The story of Buddha is staggering in both its length and breadth. Instead of just telling a straightforward autobiographical story of Siddhartha’s life, Tezuka does not even introduce Siddhartha to the story until page 268 in the first volume. He is focused on explaining both the world Siddhartha was born into and how this environment gave birth to his beliefs. He wants to explain how and why Siddhartha became Buddha.
At the heart of Tezuka’s Buddha is the impact of systemic discrimination in India that prevented people from improving their lives and forced them into cycles of violence, slavery, and oppression. According to Tezuka, Buddha’s teachings were an effort to undo the Indian caste system that forced people into lowly statuses that were almost impossible to undo. He also makes it clear that violence was counterproductive and ultimately useless.
Before Buddha is born, Volume 1 follows characters who lived in the caste system and sought to overcome it. For example, Chapra, a low-caste slave, is adopted by a general after saving his life. Chapra convinces the general that he was orphaned after the death of his higher caste warrior father. This ruse allows him to grow up in a higher caste, but ultimately he can not hide from his lower caste status nor escape his fate.
Tezuka’s characters are a mixture of fictional and non-fictional characters. While Chapra is fictional, other characters such as Bimbisara, Princess Yashaodora, Prince Ajasattu, Virudhaka, and many others are familiar figures from early Buddhist texts. By introducing fictional characters, Tezuka can clearly illustrate both the impermanence and interconnectedness of life.

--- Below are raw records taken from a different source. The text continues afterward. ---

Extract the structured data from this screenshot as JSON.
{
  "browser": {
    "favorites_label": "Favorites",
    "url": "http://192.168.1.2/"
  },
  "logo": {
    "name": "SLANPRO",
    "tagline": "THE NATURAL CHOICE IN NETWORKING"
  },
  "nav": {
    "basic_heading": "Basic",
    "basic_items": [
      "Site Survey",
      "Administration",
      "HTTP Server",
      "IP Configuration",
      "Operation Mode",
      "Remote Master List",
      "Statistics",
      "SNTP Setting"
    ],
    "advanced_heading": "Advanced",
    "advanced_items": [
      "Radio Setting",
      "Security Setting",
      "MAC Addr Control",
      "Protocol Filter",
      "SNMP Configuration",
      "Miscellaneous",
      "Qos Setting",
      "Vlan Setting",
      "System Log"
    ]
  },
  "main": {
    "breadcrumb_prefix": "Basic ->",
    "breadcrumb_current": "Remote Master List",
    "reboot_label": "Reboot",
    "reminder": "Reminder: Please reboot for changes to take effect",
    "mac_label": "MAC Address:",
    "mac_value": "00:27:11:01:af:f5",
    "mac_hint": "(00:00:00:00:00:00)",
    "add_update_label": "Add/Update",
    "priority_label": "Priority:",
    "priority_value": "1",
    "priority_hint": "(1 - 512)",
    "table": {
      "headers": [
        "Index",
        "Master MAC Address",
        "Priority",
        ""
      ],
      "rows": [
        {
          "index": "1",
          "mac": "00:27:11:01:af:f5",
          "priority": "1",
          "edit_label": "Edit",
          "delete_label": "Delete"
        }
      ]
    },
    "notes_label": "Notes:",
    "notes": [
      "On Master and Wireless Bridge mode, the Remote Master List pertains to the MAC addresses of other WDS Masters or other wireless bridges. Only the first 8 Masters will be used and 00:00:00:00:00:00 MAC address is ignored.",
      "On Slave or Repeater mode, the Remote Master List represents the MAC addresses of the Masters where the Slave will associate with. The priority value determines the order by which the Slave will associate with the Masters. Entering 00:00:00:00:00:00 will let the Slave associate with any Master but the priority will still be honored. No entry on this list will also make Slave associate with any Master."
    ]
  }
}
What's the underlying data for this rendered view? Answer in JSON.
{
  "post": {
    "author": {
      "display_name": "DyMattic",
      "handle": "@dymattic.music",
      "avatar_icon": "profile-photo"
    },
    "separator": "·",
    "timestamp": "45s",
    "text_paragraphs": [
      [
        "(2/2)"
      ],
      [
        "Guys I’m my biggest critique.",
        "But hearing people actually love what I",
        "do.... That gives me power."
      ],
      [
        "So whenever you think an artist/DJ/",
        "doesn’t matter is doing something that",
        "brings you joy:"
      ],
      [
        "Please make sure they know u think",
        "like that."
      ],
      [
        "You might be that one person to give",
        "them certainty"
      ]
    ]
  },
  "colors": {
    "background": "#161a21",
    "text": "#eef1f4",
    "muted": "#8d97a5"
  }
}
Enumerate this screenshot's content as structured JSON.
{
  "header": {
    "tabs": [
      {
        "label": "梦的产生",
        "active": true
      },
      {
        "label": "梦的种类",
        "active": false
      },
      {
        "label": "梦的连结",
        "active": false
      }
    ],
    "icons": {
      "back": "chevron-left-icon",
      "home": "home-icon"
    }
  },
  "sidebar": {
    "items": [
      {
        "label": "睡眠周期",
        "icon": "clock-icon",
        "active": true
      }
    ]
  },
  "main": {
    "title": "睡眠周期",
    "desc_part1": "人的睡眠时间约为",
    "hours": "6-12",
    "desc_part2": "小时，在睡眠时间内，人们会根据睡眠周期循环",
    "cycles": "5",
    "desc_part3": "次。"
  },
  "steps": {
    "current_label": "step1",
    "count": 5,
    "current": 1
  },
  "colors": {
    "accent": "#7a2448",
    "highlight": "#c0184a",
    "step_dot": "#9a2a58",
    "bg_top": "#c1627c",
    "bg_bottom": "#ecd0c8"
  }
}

A big part of Tezuka’s storytelling is his stunning artwork. The books’ characters are often enmeshed in stunning backgrounds. Tezuka was first and foremost an artist. Before he made a living as a writer, he was an artist. One of the most interesting things about the book is that it draws various characters in different styles. Some characters fit Japanese manga, while others, such as Master Aista, are drawn more realistically. While this mixture could have been jarring, it works remarkably well throughout the books.
While Tezuka’s Buddha story does not necessarily adhere to Buddhist cannon, that should not be surprising. Tezuka considered himself a humanist, not a Buddhist. Still, Dan Zigmond, a Zen Priest, states that the “philosophy of Tezuka humanism draws heavily on traditional Buddhist ethics.” He adds, “It’s hard to imagine any reader…not coming away moved by this captivating rendition of Buddhism’s most fundamental story.”
It should be noted that Buddha like many Japanese manga can quickly move between violence, dark themes and humor. The mangas can be quite funny, but this humor can crop at unusual times for Western readers. While we have listed Buddha as appropriate for 12+, some children may be frightened by the violence and unsettling situations.
Regardless of whether or not Buddha is canonical is almost irrelevant. Besides being a beautifully told story, Tezuka provides an on-ramp to both Buddhism and his humanist beliefs.
Osamu Tezuka is arguably the most important innovator of Japanese manga and animation. He has been compared to Walt Disney to demonstrate the scope of his influence. His work fundamentally altered “the concept of the Japanese cartoon, transforming it into an irresistible art form and incorporating a variety of new styles in creating the ‘story cartoon.'” In 1947, he created his first manga, The Lost World. From 1947 to his death in 1989, Tezuka created over 280 different mangas.
In addition to being a prolific manga author and illustrator, he also became involved in developing the Japanese animation industry. He made ASTRO BOY, Japan’s first animated television show in 1960. Over the next thirty years, he either made or had stories of his turned into over 110 animated televisions shows, specials, and movies.
Today, you can learn more about the Tezuka’s life at the Osamu Tezuka Museum in Takarazuka in the Hyogo Prefecture.
How to get the entire Buddha series
All 8 Volumes of Buddha are available in paperback, hardback and on Kindle.
- Buddha, Vol. 1: Kapilavastu
- Buddha, Vol. 2: The Four Encounters
- Buddha, Vol. 3: Devadatta
- Buddha, Vol. 4: The Forest of Uruvela
- Buddha, Vol. 5: Deer Park
- Buddha, Vol. 6: Ananda
- Buddha, Vol. 7: Prince Ajatasattu
- Buddha, Vol. 8: Jetavana